Entries from a dataset of interfaces:
◇ ◇ ◇ ◇
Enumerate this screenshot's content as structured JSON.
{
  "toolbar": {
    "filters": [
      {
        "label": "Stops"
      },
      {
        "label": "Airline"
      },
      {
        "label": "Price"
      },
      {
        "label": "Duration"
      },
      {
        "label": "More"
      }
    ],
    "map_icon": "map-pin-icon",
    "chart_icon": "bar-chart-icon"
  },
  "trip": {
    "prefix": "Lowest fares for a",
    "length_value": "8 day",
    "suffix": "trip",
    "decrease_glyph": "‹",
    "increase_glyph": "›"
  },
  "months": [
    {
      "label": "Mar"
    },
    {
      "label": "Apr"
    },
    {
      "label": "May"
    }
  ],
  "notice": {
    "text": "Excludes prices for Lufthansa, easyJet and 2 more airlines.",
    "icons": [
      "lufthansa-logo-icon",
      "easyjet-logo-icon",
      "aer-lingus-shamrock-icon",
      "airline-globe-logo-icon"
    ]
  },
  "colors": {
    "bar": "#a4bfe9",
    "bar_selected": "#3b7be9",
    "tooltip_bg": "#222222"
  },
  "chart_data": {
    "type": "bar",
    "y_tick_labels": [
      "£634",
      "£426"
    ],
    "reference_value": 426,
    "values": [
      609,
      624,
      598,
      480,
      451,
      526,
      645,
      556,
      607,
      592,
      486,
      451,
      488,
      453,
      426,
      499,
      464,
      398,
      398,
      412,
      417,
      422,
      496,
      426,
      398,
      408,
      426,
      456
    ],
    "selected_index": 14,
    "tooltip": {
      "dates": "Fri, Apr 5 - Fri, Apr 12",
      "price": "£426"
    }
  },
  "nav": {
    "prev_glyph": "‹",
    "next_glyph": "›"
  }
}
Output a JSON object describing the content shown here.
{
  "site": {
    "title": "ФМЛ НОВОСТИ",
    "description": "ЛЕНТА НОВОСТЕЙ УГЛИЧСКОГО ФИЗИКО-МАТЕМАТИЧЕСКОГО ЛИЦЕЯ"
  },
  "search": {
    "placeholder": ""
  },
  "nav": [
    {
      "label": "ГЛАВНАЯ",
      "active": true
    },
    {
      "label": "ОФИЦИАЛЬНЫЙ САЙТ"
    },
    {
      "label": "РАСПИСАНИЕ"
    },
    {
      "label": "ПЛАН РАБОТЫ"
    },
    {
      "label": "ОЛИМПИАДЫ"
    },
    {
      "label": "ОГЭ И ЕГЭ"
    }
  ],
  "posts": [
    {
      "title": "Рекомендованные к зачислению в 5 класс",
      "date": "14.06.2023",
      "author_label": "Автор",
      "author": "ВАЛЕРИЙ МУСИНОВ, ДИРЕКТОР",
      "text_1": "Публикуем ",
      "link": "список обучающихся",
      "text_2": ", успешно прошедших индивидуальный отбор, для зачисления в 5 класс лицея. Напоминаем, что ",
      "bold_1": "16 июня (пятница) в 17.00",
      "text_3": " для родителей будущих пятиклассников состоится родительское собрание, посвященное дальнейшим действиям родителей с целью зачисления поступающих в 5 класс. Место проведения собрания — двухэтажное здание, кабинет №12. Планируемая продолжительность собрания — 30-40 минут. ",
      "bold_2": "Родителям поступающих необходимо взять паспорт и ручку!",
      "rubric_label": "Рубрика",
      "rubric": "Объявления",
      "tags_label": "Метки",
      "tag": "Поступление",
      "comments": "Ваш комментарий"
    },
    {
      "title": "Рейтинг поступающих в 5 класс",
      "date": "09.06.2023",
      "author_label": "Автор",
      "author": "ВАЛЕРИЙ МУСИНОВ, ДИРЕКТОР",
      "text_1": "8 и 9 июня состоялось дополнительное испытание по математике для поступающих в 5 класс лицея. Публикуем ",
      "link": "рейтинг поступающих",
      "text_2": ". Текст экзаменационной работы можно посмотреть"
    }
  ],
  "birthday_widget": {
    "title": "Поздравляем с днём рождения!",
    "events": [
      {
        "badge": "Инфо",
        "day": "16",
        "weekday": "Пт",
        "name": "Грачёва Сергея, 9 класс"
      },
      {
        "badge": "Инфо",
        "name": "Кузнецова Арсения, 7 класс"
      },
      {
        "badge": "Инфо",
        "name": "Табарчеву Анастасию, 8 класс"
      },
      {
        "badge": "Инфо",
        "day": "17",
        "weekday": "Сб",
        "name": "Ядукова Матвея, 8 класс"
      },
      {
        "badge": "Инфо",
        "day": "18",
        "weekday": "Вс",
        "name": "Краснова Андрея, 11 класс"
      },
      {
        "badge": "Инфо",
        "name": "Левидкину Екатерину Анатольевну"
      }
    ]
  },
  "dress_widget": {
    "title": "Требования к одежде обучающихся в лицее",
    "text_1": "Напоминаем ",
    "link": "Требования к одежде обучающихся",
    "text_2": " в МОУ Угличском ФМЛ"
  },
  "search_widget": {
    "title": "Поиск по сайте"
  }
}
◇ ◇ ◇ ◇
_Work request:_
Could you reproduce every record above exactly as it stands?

_Task solution:_
Enumerate this screenshot's content as structured JSON.
{
  "toolbar": {
    "filters": [
      {
        "label": "Stops"
      },
      {
        "label": "Airline"
      },
      {
        "label": "Price"
      },
      {
        "label": "Duration"
      },
      {
        "label": "More"
      }
    ],
    "map_icon": "map-pin-icon",
    "chart_icon": "bar-chart-icon"
  },
  "trip": {
    "prefix": "Lowest fares for a",
    "length_value": "8 day",
    "suffix": "trip",
    "decrease_glyph": "‹",
    "increase_glyph": "›"
  },
  "months": [
    {
      "label": "Mar"
    },
    {
      "label": "Apr"
    },
    {
      "label": "May"
    }
  ],
  "notice": {
    "text": "Excludes prices for Lufthansa, easyJet and 2 more airlines.",
    "icons": [
      "lufthansa-logo-icon",
      "easyjet-logo-icon",
      "aer-lingus-shamrock-icon",
      "airline-globe-logo-icon"
    ]
  },
  "colors": {
    "bar": "#a4bfe9",
    "bar_selected": "#3b7be9",
    "tooltip_bg": "#222222"
  },
  "chart_data": {
    "type": "bar",
    "y_tick_labels": [
      "£634",
      "£426"
    ],
    "reference_value": 426,
    "values": [
      609,
      624,
      598,
      480,
      451,
      526,
      645,
      556,
      607,
      592,
      486,
      451,
      488,
      453,
      426,
      499,
      464,
      398,
      398,
      412,
      417,
      422,
      496,
      426,
      398,
      408,
      426,
      456
    ],
    "selected_index": 14,
    "tooltip": {
      "dates": "Fri, Apr 5 - Fri, Apr 12",
      "price": "£426"
    }
  },
  "nav": {
    "prev_glyph": "‹",
    "next_glyph": "›"
  }
}
Output a JSON object describing the content shown here.
{
  "site": {
    "title": "ФМЛ НОВОСТИ",
    "description": "ЛЕНТА НОВОСТЕЙ УГЛИЧСКОГО ФИЗИКО-МАТЕМАТИЧЕСКОГО ЛИЦЕЯ"
  },
  "search": {
    "placeholder": ""
  },
  "nav": [
    {
      "label": "ГЛАВНАЯ",
      "active": true
    },
    {
      "label": "ОФИЦИАЛЬНЫЙ САЙТ"
    },
    {
      "label": "РАСПИСАНИЕ"
    },
    {
      "label": "ПЛАН РАБОТЫ"
    },
    {
      "label": "ОЛИМПИАДЫ"
    },
    {
      "label": "ОГЭ И ЕГЭ"
    }
  ],
  "posts": [
    {
      "title": "Рекомендованные к зачислению в 5 класс",
      "date": "14.06.2023",
      "author_label": "Автор",
      "author": "ВАЛЕРИЙ МУСИНОВ, ДИРЕКТОР",
      "text_1": "Публикуем ",
      "link": "список обучающихся",
      "text_2": ", успешно прошедших индивидуальный отбор, для зачисления в 5 класс лицея. Напоминаем, что ",
      "bold_1": "16 июня (пятница) в 17.00",
      "text_3": " для родителей будущих пятиклассников состоится родительское собрание, посвященное дальнейшим действиям родителей с целью зачисления поступающих в 5 класс. Место проведения собрания — двухэтажное здание, кабинет №12. Планируемая продолжительность собрания — 30-40 минут. ",
      "bold_2": "Родителям поступающих необходимо взять паспорт и ручку!",
      "rubric_label": "Рубрика",
      "rubric": "Объявления",
      "tags_label": "Метки",
      "tag": "Поступление",
      "comments": "Ваш комментарий"
    },
    {
      "title": "Рейтинг поступающих в 5 класс",
      "date": "09.06.2023",
      "author_label": "Автор",
      "author": "ВАЛЕРИЙ МУСИНОВ, ДИРЕКТОР",
      "text_1": "8 и 9 июня состоялось дополнительное испытание по математике для поступающих в 5 класс лицея. Публикуем ",
      "link": "рейтинг поступающих",
      "text_2": ". Текст экзаменационной работы можно посмотреть"
    }
  ],
  "birthday_widget": {
    "title": "Поздравляем с днём рождения!",
    "events": [
      {
        "badge": "Инфо",
        "day": "16",
        "weekday": "Пт",
        "name": "Грачёва Сергея, 9 класс"
      },
      {
        "badge": "Инфо",
        "name": "Кузнецова Арсения, 7 класс"
      },
      {
        "badge": "Инфо",
        "name": "Табарчеву Анастасию, 8 класс"
      },
      {
        "badge": "Инфо",
        "day": "17",
        "weekday": "Сб",
        "name": "Ядукова Матвея, 8 класс"
      },
      {
        "badge": "Инфо",
        "day": "18",
        "weekday": "Вс",
        "name": "Краснова Андрея, 11 класс"
      },
      {
        "badge": "Инфо",
        "name": "Левидкину Екатерину Анатольевну"
      }
    ]
  },
  "dress_widget": {
    "title": "Требования к одежде обучающихся в лицее",
    "text_1": "Напоминаем ",
    "link": "Требования к одежде обучающихся",
    "text_2": " в МОУ Угличском ФМЛ"
  },
  "search_widget": {
    "title": "Поиск по сайте"
  }
}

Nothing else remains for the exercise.